Copy out the lines below that hold the word "hotmail".

BEGIN Exercise input

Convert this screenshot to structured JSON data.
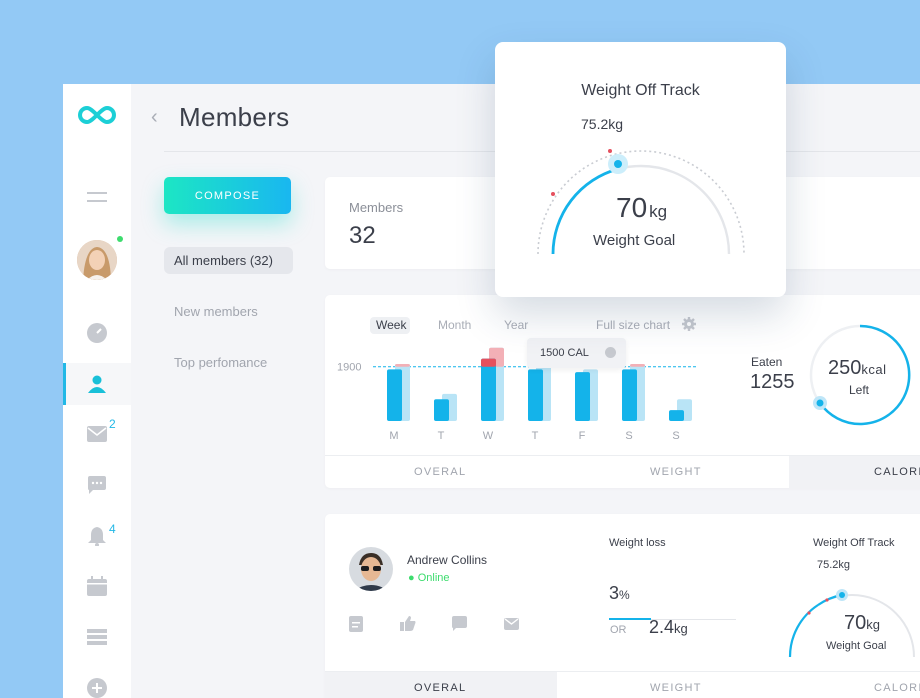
{
  "header": {
    "back_icon": "chevron-left-icon",
    "title": "Members"
  },
  "sidebar": {
    "items": [
      {
        "icon": "menu-icon"
      },
      {
        "icon": "avatar"
      },
      {
        "icon": "gauge-icon"
      },
      {
        "icon": "user-icon",
        "active": true
      },
      {
        "icon": "mail-icon",
        "badge": "2"
      },
      {
        "icon": "chat-icon"
      },
      {
        "icon": "bell-icon",
        "badge": "4"
      },
      {
        "icon": "calendar-icon"
      },
      {
        "icon": "list-icon"
      },
      {
        "icon": "plus-circle-icon"
      }
    ]
  },
  "actions": {
    "compose_label": "COMPOSE"
  },
  "filters": {
    "all": "All members (32)",
    "new": "New members",
    "top": "Top perfomance"
  },
  "members_card": {
    "label": "Members",
    "value": "32"
  },
  "calories_card": {
    "periods": [
      "Week",
      "Month",
      "Year"
    ],
    "full_size": "Full size chart",
    "tooltip": "1500 CAL",
    "eaten_label": "Eaten",
    "eaten_value": "1255",
    "left_value": "250",
    "left_unit": "kcal",
    "left_label": "Left",
    "tabs": [
      "OVERAL",
      "WEIGHT",
      "CALORI"
    ]
  },
  "chart_data": {
    "type": "bar",
    "categories": [
      "M",
      "T",
      "W",
      "T",
      "F",
      "S",
      "S"
    ],
    "reference_line": {
      "label": "1900",
      "value": 1900
    },
    "series": [
      {
        "values": [
          1850,
          1300,
          2050,
          1850,
          1800,
          1850,
          1100
        ]
      },
      {
        "values": [
          1950,
          1400,
          2250,
          1950,
          1850,
          1950,
          1300
        ]
      }
    ],
    "ylim": [
      900,
      2300
    ],
    "colors": {
      "primary": "#14b3ea",
      "secondary": "#b9e4f6",
      "over": "#e5505e",
      "over_light": "#f3b0b6"
    }
  },
  "member": {
    "name": "Andrew Collins",
    "status": "Online",
    "action_icons": [
      "clipboard-icon",
      "thumbs-up-icon",
      "chat-icon",
      "mail-icon"
    ],
    "weight_loss_label": "Weight loss",
    "weight_loss_pct": "3",
    "weight_loss_pct_unit": "%",
    "or_label": "OR",
    "weight_loss_kg": "2.4",
    "weight_loss_kg_unit": "kg",
    "weight_loss_progress": 0.33,
    "track_title": "Weight Off Track",
    "track_current": "75.2kg",
    "goal_value": "70",
    "goal_unit": "kg",
    "goal_label": "Weight Goal",
    "tabs": [
      "OVERAL",
      "WEIGHT",
      "CALORI"
    ]
  },
  "popup": {
    "title": "Weight Off Track",
    "current": "75.2kg",
    "goal_value": "70",
    "goal_unit": "kg",
    "goal_label": "Weight Goal"
  },
  "colors": {
    "accent": "#19b7f0",
    "teal": "#1ce6c4",
    "alert": "#e5505e",
    "online": "#3ddc6e"
  }
}
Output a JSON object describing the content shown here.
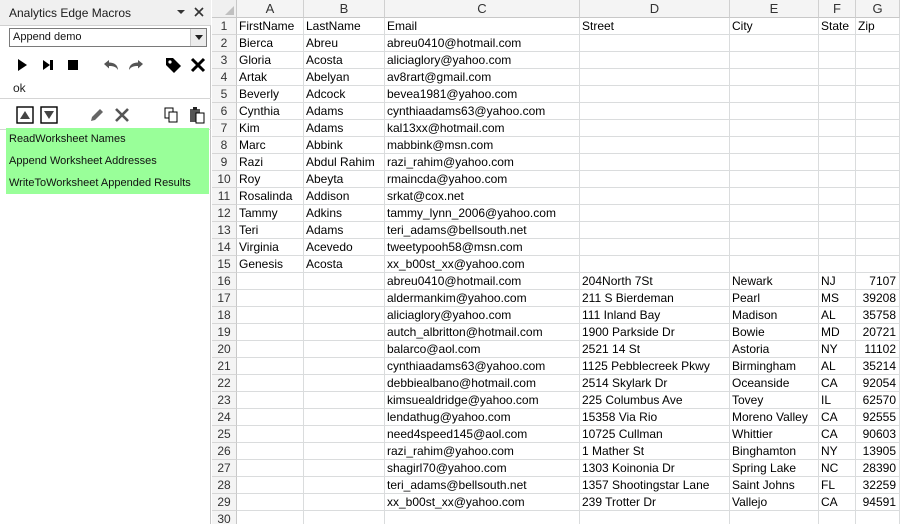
{
  "pane": {
    "title": "Analytics Edge Macros",
    "macro_select": "Append demo",
    "status": "ok",
    "macros": [
      "ReadWorksheet Names",
      "Append Worksheet Addresses",
      "WriteToWorksheet Appended Results"
    ],
    "icons": {
      "toolbar1": [
        "play-icon",
        "step-icon",
        "stop-icon",
        "undo-icon",
        "redo-icon",
        "tag-icon",
        "delete-icon"
      ],
      "toolbar2": [
        "move-up-icon",
        "move-down-icon",
        "edit-icon",
        "remove-icon",
        "copy-icon",
        "paste-icon"
      ]
    },
    "colors": {
      "macro_highlight": "#99ff99"
    }
  },
  "sheet": {
    "columns": [
      "A",
      "B",
      "C",
      "D",
      "E",
      "F",
      "G"
    ],
    "rows": [
      {
        "n": "1",
        "cells": [
          "FirstName",
          "LastName",
          "Email",
          "Street",
          "City",
          "State",
          "Zip"
        ]
      },
      {
        "n": "2",
        "cells": [
          "Bierca",
          "Abreu",
          "abreu0410@hotmail.com",
          "",
          "",
          "",
          ""
        ]
      },
      {
        "n": "3",
        "cells": [
          "Gloria",
          "Acosta",
          "aliciaglory@yahoo.com",
          "",
          "",
          "",
          ""
        ]
      },
      {
        "n": "4",
        "cells": [
          "Artak",
          "Abelyan",
          "av8rart@gmail.com",
          "",
          "",
          "",
          ""
        ]
      },
      {
        "n": "5",
        "cells": [
          "Beverly",
          "Adcock",
          "bevea1981@yahoo.com",
          "",
          "",
          "",
          ""
        ]
      },
      {
        "n": "6",
        "cells": [
          "Cynthia",
          "Adams",
          "cynthiaadams63@yahoo.com",
          "",
          "",
          "",
          ""
        ]
      },
      {
        "n": "7",
        "cells": [
          "Kim",
          "Adams",
          "kal13xx@hotmail.com",
          "",
          "",
          "",
          ""
        ]
      },
      {
        "n": "8",
        "cells": [
          "Marc",
          "Abbink",
          "mabbink@msn.com",
          "",
          "",
          "",
          ""
        ]
      },
      {
        "n": "9",
        "cells": [
          "Razi",
          "Abdul Rahim",
          "razi_rahim@yahoo.com",
          "",
          "",
          "",
          ""
        ]
      },
      {
        "n": "10",
        "cells": [
          "Roy",
          "Abeyta",
          "rmaincda@yahoo.com",
          "",
          "",
          "",
          ""
        ]
      },
      {
        "n": "11",
        "cells": [
          "Rosalinda",
          "Addison",
          "srkat@cox.net",
          "",
          "",
          "",
          ""
        ]
      },
      {
        "n": "12",
        "cells": [
          "Tammy",
          "Adkins",
          "tammy_lynn_2006@yahoo.com",
          "",
          "",
          "",
          ""
        ]
      },
      {
        "n": "13",
        "cells": [
          "Teri",
          "Adams",
          "teri_adams@bellsouth.net",
          "",
          "",
          "",
          ""
        ]
      },
      {
        "n": "14",
        "cells": [
          "Virginia",
          "Acevedo",
          "tweetypooh58@msn.com",
          "",
          "",
          "",
          ""
        ]
      },
      {
        "n": "15",
        "cells": [
          "Genesis",
          "Acosta",
          "xx_b00st_xx@yahoo.com",
          "",
          "",
          "",
          ""
        ]
      },
      {
        "n": "16",
        "cells": [
          "",
          "",
          "abreu0410@hotmail.com",
          "204North 7St",
          "Newark",
          "NJ",
          "7107"
        ]
      },
      {
        "n": "17",
        "cells": [
          "",
          "",
          "aldermankim@yahoo.com",
          "211 S Bierdeman",
          "Pearl",
          "MS",
          "39208"
        ]
      },
      {
        "n": "18",
        "cells": [
          "",
          "",
          "aliciaglory@yahoo.com",
          "111 Inland Bay",
          "Madison",
          "AL",
          "35758"
        ]
      },
      {
        "n": "19",
        "cells": [
          "",
          "",
          "autch_albritton@hotmail.com",
          "1900 Parkside Dr",
          "Bowie",
          "MD",
          "20721"
        ]
      },
      {
        "n": "20",
        "cells": [
          "",
          "",
          "balarco@aol.com",
          "2521 14 St",
          "Astoria",
          "NY",
          "11102"
        ]
      },
      {
        "n": "21",
        "cells": [
          "",
          "",
          "cynthiaadams63@yahoo.com",
          "1125 Pebblecreek Pkwy",
          "Birmingham",
          "AL",
          "35214"
        ]
      },
      {
        "n": "22",
        "cells": [
          "",
          "",
          "debbiealbano@hotmail.com",
          "2514 Skylark Dr",
          "Oceanside",
          "CA",
          "92054"
        ]
      },
      {
        "n": "23",
        "cells": [
          "",
          "",
          "kimsuealdridge@yahoo.com",
          "225 Columbus Ave",
          "Tovey",
          "IL",
          "62570"
        ]
      },
      {
        "n": "24",
        "cells": [
          "",
          "",
          "lendathug@yahoo.com",
          "15358 Via Rio",
          "Moreno Valley",
          "CA",
          "92555"
        ]
      },
      {
        "n": "25",
        "cells": [
          "",
          "",
          "need4speed145@aol.com",
          "10725 Cullman",
          "Whittier",
          "CA",
          "90603"
        ]
      },
      {
        "n": "26",
        "cells": [
          "",
          "",
          "razi_rahim@yahoo.com",
          "1 Mather St",
          "Binghamton",
          "NY",
          "13905"
        ]
      },
      {
        "n": "27",
        "cells": [
          "",
          "",
          "shagirl70@yahoo.com",
          "1303 Koinonia Dr",
          "Spring Lake",
          "NC",
          "28390"
        ]
      },
      {
        "n": "28",
        "cells": [
          "",
          "",
          "teri_adams@bellsouth.net",
          "1357 Shootingstar Lane",
          "Saint Johns",
          "FL",
          "32259"
        ]
      },
      {
        "n": "29",
        "cells": [
          "",
          "",
          "xx_b00st_xx@yahoo.com",
          "239 Trotter Dr",
          "Vallejo",
          "CA",
          "94591"
        ]
      },
      {
        "n": "30",
        "cells": [
          "",
          "",
          "",
          "",
          "",
          "",
          ""
        ]
      }
    ]
  }
}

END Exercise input

## Exercise response
          "abreu0410@hotmail.com",
          "kal13xx@hotmail.com",
          "abreu0410@hotmail.com",
          "autch_albritton@hotmail.com",
          "debbiealbano@hotmail.com",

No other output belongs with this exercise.